When shooting steel, I see beginners call a low impact due to the bullet striking the steel and the shrapnel kicking up dust below the target. A bullet that hits at the top of a 36” steel plate will send bullet fragments into the dirt below the target giving an appearance of a low impact, which is incorrect. Again, let the shot unfold before making your call . Learn to memorize the strikes you see on the target, sometimes a bullet impact can be very subtle. Your targets set up at 600 yards and closer will often swing with enthusiasm when hit by the bullet. However, a target made of ⅜-inch AR500 steel at 1,000 yards might barely wobble when struck in the bullseye. Practice will make perfect in this category. The golden rule in calling shots is DO NOT be ashamed to say you did not see the shot, a NO CALL spot If you didn’t see it is better than guessing. Move on to the next shot.
Making the correction
Making a proper correction after a missed shot placement can be a very tricky endeavor. In the event that the bullet impact is not where you or the shooter had intended, you potentially need to make a correction before firing again. I say potentially because there is a chance the shooter pulls the shot or breaks the trigger inadvertently. I like to quickly confirm with the shooter after the shot is called whether or not he or she felt they had made a good shot. If it is determined the shot was a good shot, give the shooter the appropriate elevation or windage correction and fire again. If the shot was pulled, making any sort of correction is often a mistake. In the experience I pointed out in the beginning of this article while hunting Kudu with Aaron, he couldn’t remember for 15 minutes following his shot if he had broke the trigger where he intended or not. Buck fever happens!
When I used to have free time in the summer to pursue hobbies I spent a fair amount of my leisure time on the golf course. The relationship you need to develop is very similar to that of a golfer and his caddie. While it is very poor etiquette for a caddie to speak to the golfer during his backswing, this is not the case with the shooter / spotter relationship. The shooter has to learn to become comfortable with someone talking to them all the way through the shot.
I’ve always liked this definition of a caddie that I read some time ago. Great caddies aren't just handy with a rangefinder—they're accomplished sports psychologists, like corner men in boxing. Part of their job is to project confidence in their club selection or read of the green, so the player doesn't second-guess himself when he steps up to the ball.

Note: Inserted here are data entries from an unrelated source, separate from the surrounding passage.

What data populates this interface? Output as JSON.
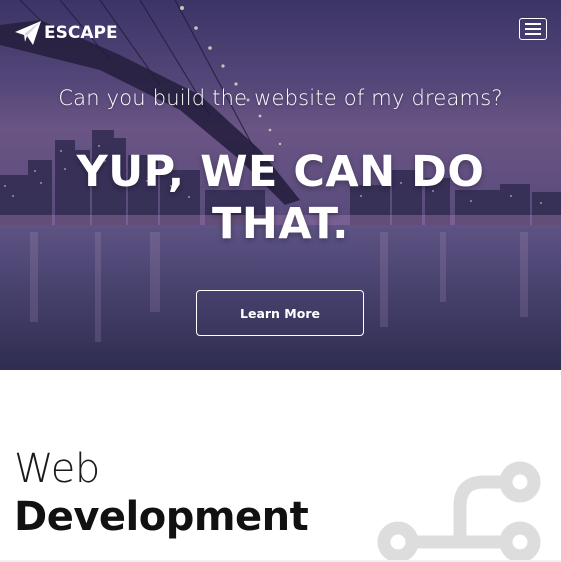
{
  "nav": {
    "brand": "ESCAPE",
    "logo_icon": "paper-plane-icon",
    "menu_icon": "hamburger-icon"
  },
  "hero": {
    "tagline": "Can you build the website of my dreams?",
    "headline": "YUP, WE CAN DO THAT.",
    "cta_label": "Learn More"
  },
  "section": {
    "title_light": "Web",
    "title_bold": "Development",
    "icon": "code-branch-icon"
  },
  "colors": {
    "hero_overlay": "#4b4275",
    "text_on_hero": "#ffffff",
    "section_title": "#111111",
    "icon_gray": "#dcdcdc"
  }
}
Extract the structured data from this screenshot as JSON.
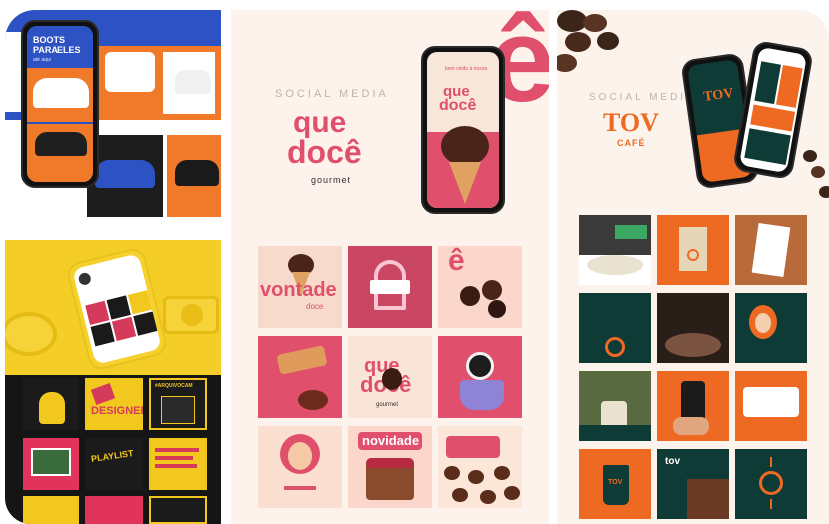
{
  "panelA": {
    "phone_text": [
      "BOOTS",
      "PARA",
      "ELES"
    ],
    "phone_small": "até aqui"
  },
  "panelB": {
    "tiles": [
      "DESIGNER",
      "PLAYLIST",
      "#ARQUIVOCAM"
    ]
  },
  "panelC": {
    "social_media": "SOCIAL MEDIA",
    "logo_line1": "que",
    "logo_line2": "docê",
    "logo_sub": "gourmet",
    "big_letter": "ê",
    "phone_caption": "bem vindo à nossa",
    "tile_vontade": "vontade",
    "tile_doce": "doce",
    "tile_novidade": "novidade",
    "tile_gourmet": "gourmet"
  },
  "panelD": {
    "social_media": "SOCIAL MEDIA",
    "logo": "TOV",
    "logo_sub": "CAFÉ",
    "tile_tov": "tov",
    "tile_brand": "TOV"
  },
  "colors": {
    "pink": "#e0506c",
    "orange": "#ee6a22",
    "teal": "#0f3b36",
    "yellow": "#f2c81f"
  }
}
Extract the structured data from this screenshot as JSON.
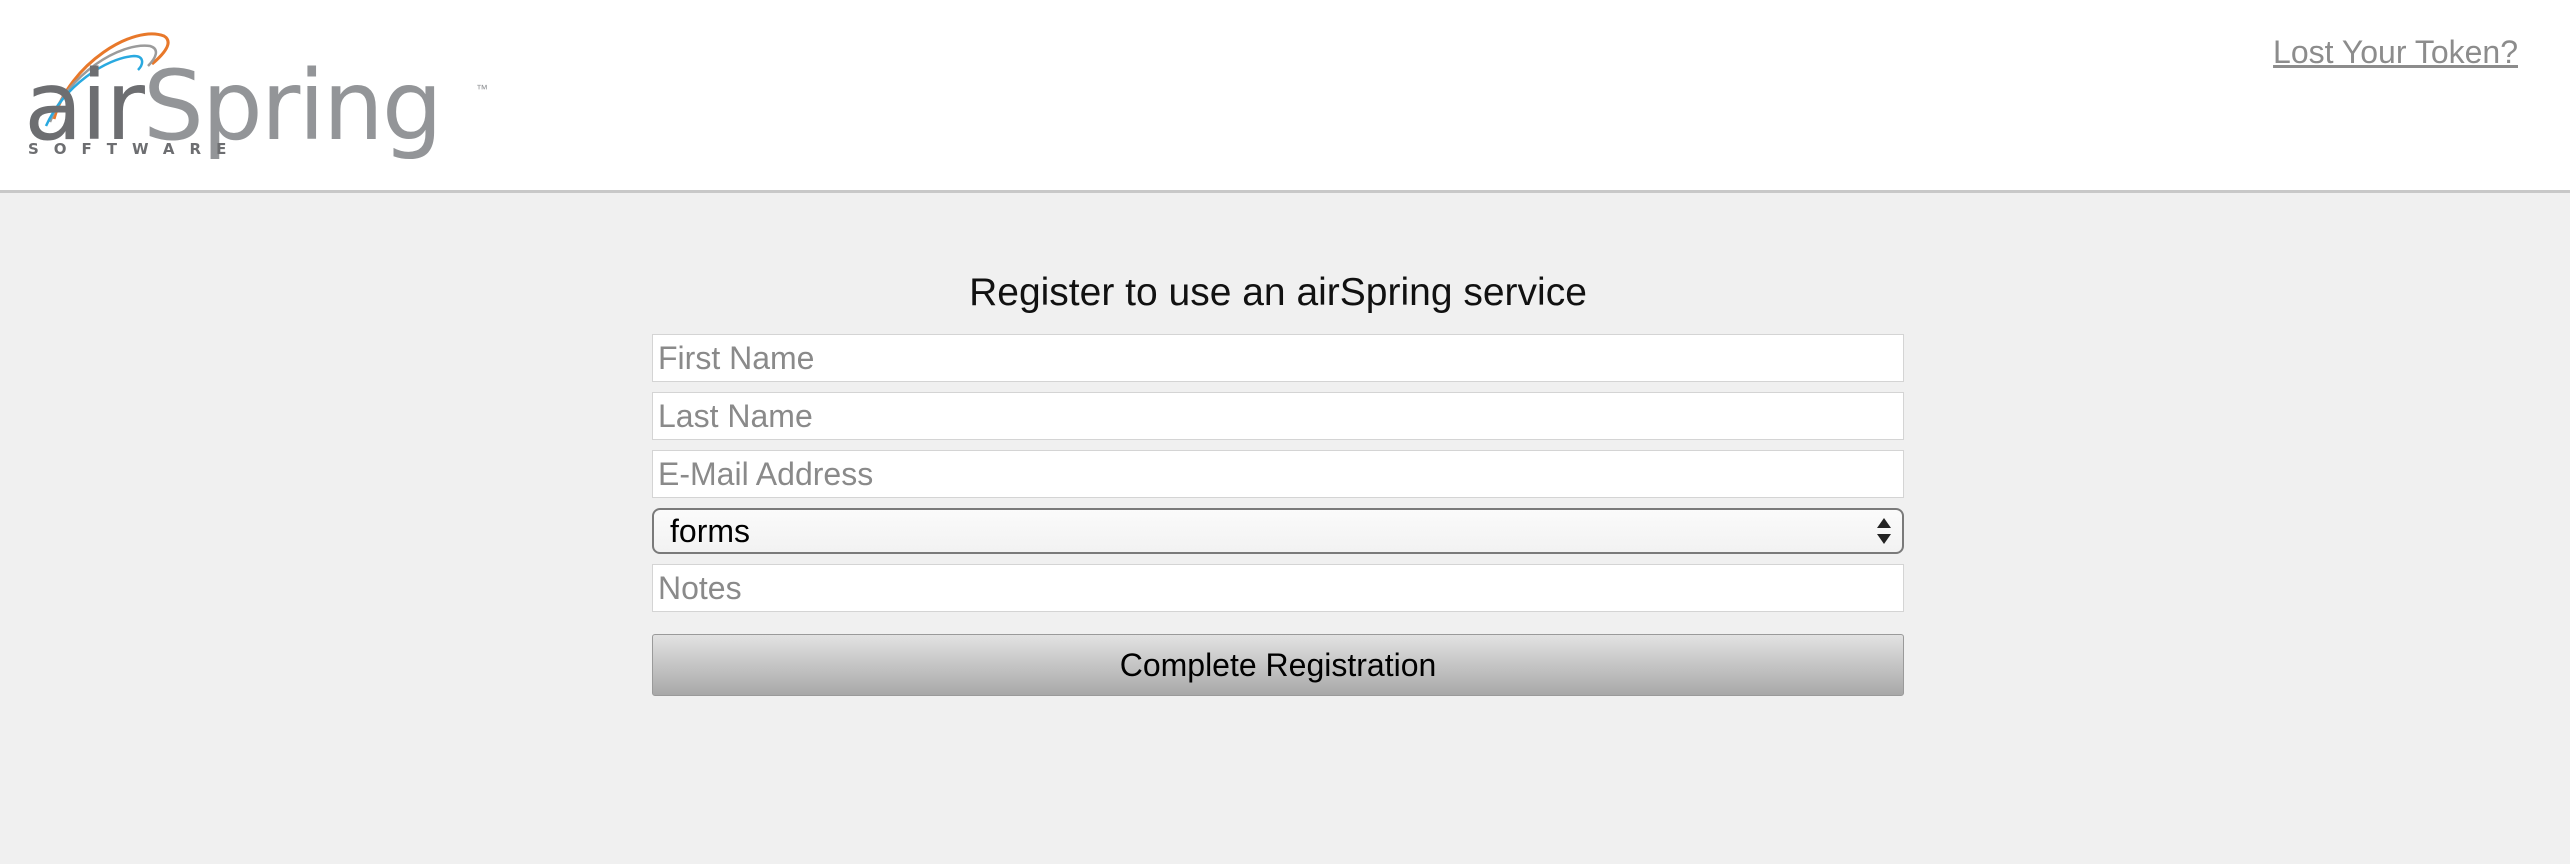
{
  "brand": {
    "logo_air": "air",
    "logo_spring": "Spring",
    "logo_tm": "™",
    "logo_sub": "SOFTWARE"
  },
  "header": {
    "lost_token_link": "Lost Your Token?"
  },
  "form": {
    "title": "Register to use an airSpring service",
    "first_name_placeholder": "First Name",
    "last_name_placeholder": "Last Name",
    "email_placeholder": "E-Mail Address",
    "service_selected": "forms",
    "notes_placeholder": "Notes",
    "submit_label": "Complete Registration"
  },
  "colors": {
    "page_background": "#f0f0f0",
    "header_background": "#ffffff",
    "link_color": "#8c8c8c",
    "logo_dark": "#6d6e71",
    "logo_light": "#939598",
    "swoosh_orange": "#e8782a",
    "swoosh_blue": "#29a9e0"
  },
  "icons": {
    "select_arrows": "up-down-triangles-icon",
    "logo_swoosh": "swoosh-icon"
  }
}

This is exactly the role of a good spotter. Targets move, winds change, and obstacles arise in every shooting situation, be sure to communicate with your shooter right up until the moment that trigger is broken!